--- Exercise brief ---
Nothing but the lines from the one with "Extract the structured" through the end of the records below should be written out, and each must match word for word.

[Data excerpts]
<<<<

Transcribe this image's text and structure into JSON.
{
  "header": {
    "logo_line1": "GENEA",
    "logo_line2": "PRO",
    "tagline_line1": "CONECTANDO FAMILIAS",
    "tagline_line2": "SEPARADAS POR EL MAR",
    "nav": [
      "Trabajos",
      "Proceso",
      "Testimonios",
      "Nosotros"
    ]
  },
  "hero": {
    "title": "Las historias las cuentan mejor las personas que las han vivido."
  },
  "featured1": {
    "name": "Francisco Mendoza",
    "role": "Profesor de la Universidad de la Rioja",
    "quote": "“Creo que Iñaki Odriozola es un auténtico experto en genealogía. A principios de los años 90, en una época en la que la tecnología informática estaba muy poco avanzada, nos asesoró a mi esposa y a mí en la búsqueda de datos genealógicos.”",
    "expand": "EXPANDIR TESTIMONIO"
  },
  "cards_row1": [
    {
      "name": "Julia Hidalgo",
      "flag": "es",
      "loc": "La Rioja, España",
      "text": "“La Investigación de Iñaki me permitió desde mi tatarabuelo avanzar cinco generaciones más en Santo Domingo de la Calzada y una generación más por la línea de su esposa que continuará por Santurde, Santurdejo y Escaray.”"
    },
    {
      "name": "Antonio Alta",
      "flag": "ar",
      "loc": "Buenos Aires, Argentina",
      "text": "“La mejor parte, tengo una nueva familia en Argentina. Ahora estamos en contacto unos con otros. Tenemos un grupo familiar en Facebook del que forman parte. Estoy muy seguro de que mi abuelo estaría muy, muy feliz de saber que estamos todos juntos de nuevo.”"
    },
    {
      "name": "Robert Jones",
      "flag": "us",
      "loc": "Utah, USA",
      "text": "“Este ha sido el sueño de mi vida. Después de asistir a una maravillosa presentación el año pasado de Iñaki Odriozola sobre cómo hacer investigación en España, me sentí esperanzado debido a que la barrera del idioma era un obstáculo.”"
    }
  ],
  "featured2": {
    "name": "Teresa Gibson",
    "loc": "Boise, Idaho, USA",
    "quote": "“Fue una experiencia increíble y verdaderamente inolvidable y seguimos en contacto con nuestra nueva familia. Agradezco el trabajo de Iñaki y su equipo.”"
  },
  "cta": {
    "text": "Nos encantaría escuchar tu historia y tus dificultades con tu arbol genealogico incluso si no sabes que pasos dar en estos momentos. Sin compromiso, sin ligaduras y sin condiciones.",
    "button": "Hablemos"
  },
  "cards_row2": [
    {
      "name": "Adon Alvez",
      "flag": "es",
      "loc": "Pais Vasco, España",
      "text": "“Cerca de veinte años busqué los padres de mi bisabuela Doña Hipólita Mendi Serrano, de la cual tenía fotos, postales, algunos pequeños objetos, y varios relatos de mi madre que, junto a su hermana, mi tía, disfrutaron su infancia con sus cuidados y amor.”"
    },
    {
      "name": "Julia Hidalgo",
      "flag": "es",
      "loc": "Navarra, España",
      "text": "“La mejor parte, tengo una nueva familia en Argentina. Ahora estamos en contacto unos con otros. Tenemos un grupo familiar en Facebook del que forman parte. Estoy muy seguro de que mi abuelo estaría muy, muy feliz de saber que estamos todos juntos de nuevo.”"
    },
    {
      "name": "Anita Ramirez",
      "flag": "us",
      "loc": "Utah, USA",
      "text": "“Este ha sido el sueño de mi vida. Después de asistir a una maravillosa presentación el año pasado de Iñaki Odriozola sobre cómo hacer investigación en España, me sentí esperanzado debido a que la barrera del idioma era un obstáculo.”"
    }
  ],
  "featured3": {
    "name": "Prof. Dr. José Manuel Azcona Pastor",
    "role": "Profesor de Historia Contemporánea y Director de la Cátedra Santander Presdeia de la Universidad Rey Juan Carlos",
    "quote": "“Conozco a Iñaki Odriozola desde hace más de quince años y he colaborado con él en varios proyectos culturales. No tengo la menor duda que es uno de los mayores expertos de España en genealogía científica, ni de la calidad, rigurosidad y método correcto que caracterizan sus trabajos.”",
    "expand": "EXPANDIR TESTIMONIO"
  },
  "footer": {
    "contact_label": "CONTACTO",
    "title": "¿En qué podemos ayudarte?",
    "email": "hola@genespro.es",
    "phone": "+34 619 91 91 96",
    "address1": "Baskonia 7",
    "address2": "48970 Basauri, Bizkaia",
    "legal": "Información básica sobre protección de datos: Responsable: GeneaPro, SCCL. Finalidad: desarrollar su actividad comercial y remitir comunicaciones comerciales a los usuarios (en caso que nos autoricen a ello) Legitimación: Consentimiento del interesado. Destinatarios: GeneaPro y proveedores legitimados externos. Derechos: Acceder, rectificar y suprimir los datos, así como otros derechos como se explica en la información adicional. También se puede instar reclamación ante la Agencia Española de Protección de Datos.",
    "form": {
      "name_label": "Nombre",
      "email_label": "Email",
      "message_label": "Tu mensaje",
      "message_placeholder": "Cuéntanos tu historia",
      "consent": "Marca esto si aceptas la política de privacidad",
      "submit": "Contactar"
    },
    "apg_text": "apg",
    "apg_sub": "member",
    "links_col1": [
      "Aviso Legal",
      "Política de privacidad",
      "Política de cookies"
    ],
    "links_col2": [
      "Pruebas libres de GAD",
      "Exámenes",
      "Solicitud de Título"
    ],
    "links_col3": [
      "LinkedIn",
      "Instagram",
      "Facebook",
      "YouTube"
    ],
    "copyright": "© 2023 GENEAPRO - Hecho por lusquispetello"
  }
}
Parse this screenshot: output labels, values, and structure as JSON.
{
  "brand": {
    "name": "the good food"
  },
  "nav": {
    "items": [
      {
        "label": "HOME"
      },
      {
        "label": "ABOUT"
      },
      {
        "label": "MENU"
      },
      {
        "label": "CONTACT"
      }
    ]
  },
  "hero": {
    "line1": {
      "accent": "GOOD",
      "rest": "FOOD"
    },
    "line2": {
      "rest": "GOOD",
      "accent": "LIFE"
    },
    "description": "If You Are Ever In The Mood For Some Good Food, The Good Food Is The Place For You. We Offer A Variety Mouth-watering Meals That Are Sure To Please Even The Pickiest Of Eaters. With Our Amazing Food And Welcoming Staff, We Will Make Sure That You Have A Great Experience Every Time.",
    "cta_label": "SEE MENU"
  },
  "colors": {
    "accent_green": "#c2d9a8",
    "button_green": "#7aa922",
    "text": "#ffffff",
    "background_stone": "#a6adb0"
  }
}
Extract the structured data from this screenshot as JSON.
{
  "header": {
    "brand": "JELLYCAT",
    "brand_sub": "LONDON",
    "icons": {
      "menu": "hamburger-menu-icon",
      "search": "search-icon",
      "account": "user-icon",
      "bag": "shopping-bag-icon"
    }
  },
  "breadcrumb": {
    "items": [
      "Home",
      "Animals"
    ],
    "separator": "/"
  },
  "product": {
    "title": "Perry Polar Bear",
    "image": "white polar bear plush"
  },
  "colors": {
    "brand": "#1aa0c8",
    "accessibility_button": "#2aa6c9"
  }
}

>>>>

--- Answer to this exercise ---
Extract the structured data from this screenshot as JSON.
{
  "header": {
    "brand": "JELLYCAT",
    "brand_sub": "LONDON",
    "icons": {
      "menu": "hamburger-menu-icon",
      "search": "search-icon",
      "account": "user-icon",
      "bag": "shopping-bag-icon"
    }
  },
  "breadcrumb": {
    "items": [
      "Home",
      "Animals"
    ],
    "separator": "/"
  },
  "product": {
    "title": "Perry Polar Bear",
    "image": "white polar bear plush"
  },
  "colors": {
    "brand": "#1aa0c8",
    "accessibility_button": "#2aa6c9"
  }
}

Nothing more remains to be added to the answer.